Interface dataset entries
▼
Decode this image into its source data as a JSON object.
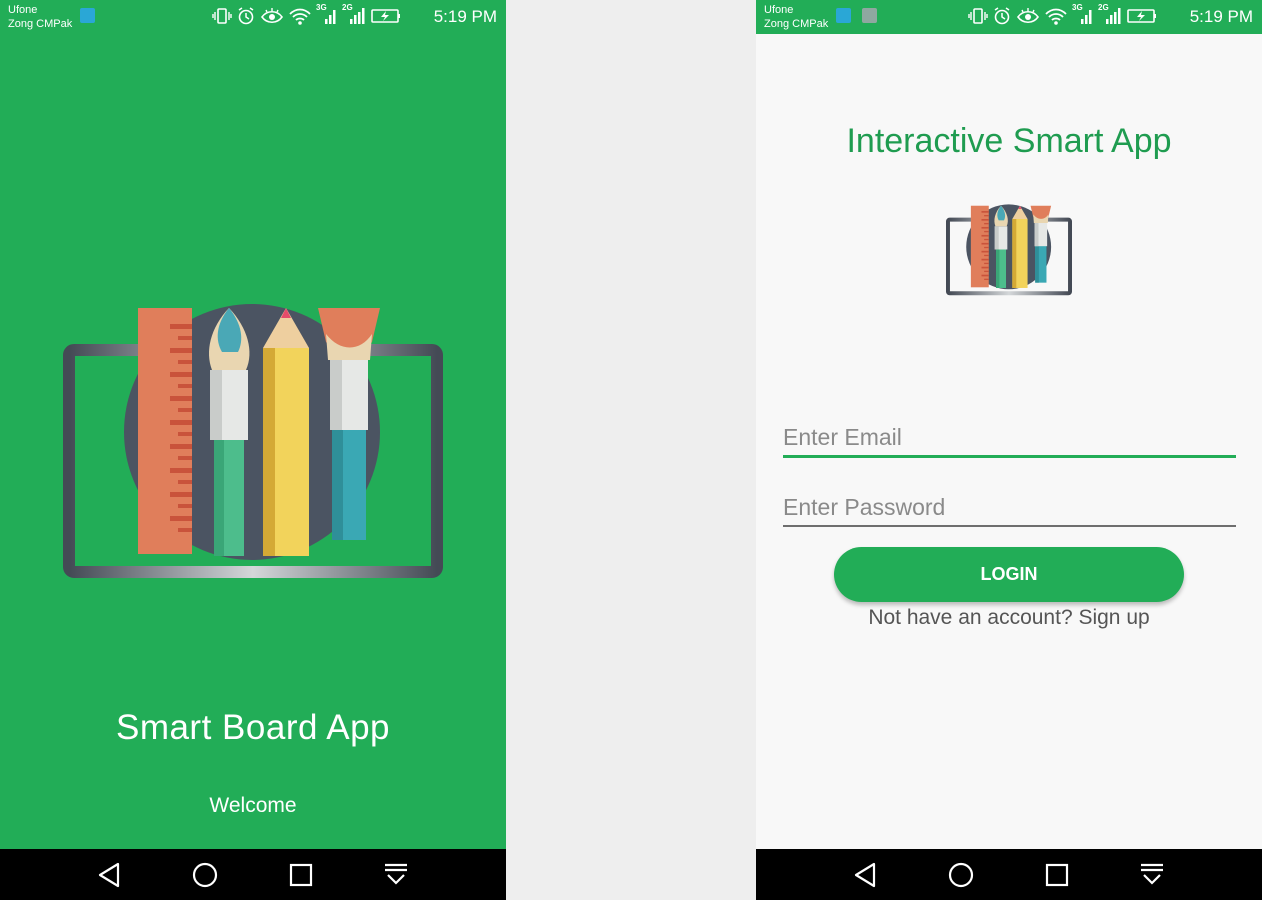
{
  "status_bar": {
    "carrier_primary": "Ufone",
    "carrier_secondary": "Zong CMPak",
    "net_label_1": "3G",
    "net_label_2": "2G",
    "time": "5:19 PM",
    "icons": [
      "vibrate-icon",
      "alarm-icon",
      "eye-comfort-icon",
      "wifi-icon",
      "signal-3g-icon",
      "signal-2g-icon",
      "battery-charging-icon"
    ]
  },
  "splash": {
    "title": "Smart Board App",
    "subtitle": "Welcome",
    "background": "#22ad57"
  },
  "login": {
    "title": "Interactive Smart App",
    "email_placeholder": "Enter Email",
    "password_placeholder": "Enter Password",
    "login_label": "LOGIN",
    "signup_text": "Not have an account? Sign up",
    "accent": "#22ad57"
  },
  "nav_bar": {
    "buttons": [
      "back-icon",
      "home-icon",
      "recents-icon",
      "notification-shade-icon"
    ]
  }
}
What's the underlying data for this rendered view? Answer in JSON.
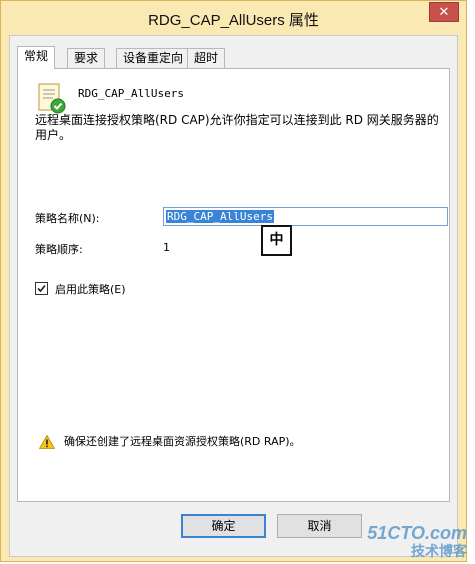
{
  "window": {
    "title": "RDG_CAP_AllUsers 属性",
    "close_glyph": "✕"
  },
  "tabs": [
    {
      "label": "常规",
      "active": true
    },
    {
      "label": "要求",
      "active": false
    },
    {
      "label": "设备重定向",
      "active": false
    },
    {
      "label": "超时",
      "active": false
    }
  ],
  "general": {
    "policy_name": "RDG_CAP_AllUsers",
    "description": "远程桌面连接授权策略(RD CAP)允许你指定可以连接到此 RD 网关服务器的用户。",
    "name_label": "策略名称(N):",
    "name_value": "RDG_CAP_AllUsers",
    "ime_indicator": "中",
    "order_label": "策略顺序:",
    "order_value": "1",
    "enable_label": "启用此策略(E)",
    "enable_checked": true,
    "warning_text": "确保还创建了远程桌面资源授权策略(RD RAP)。"
  },
  "buttons": {
    "ok": "确定",
    "cancel": "取消"
  },
  "watermark": {
    "line1": "51CTO.com",
    "line2": "技术博客"
  },
  "icons": {
    "policy": "certificate-check-icon",
    "warning": "warning-triangle-icon"
  },
  "colors": {
    "frame": "#fbe9b4",
    "close": "#c7504c",
    "selection": "#3a84d6"
  }
}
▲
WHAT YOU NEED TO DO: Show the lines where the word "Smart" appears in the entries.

TASK ANSWER:
    "title": "Smart Board App",
    "title": "Interactive Smart App",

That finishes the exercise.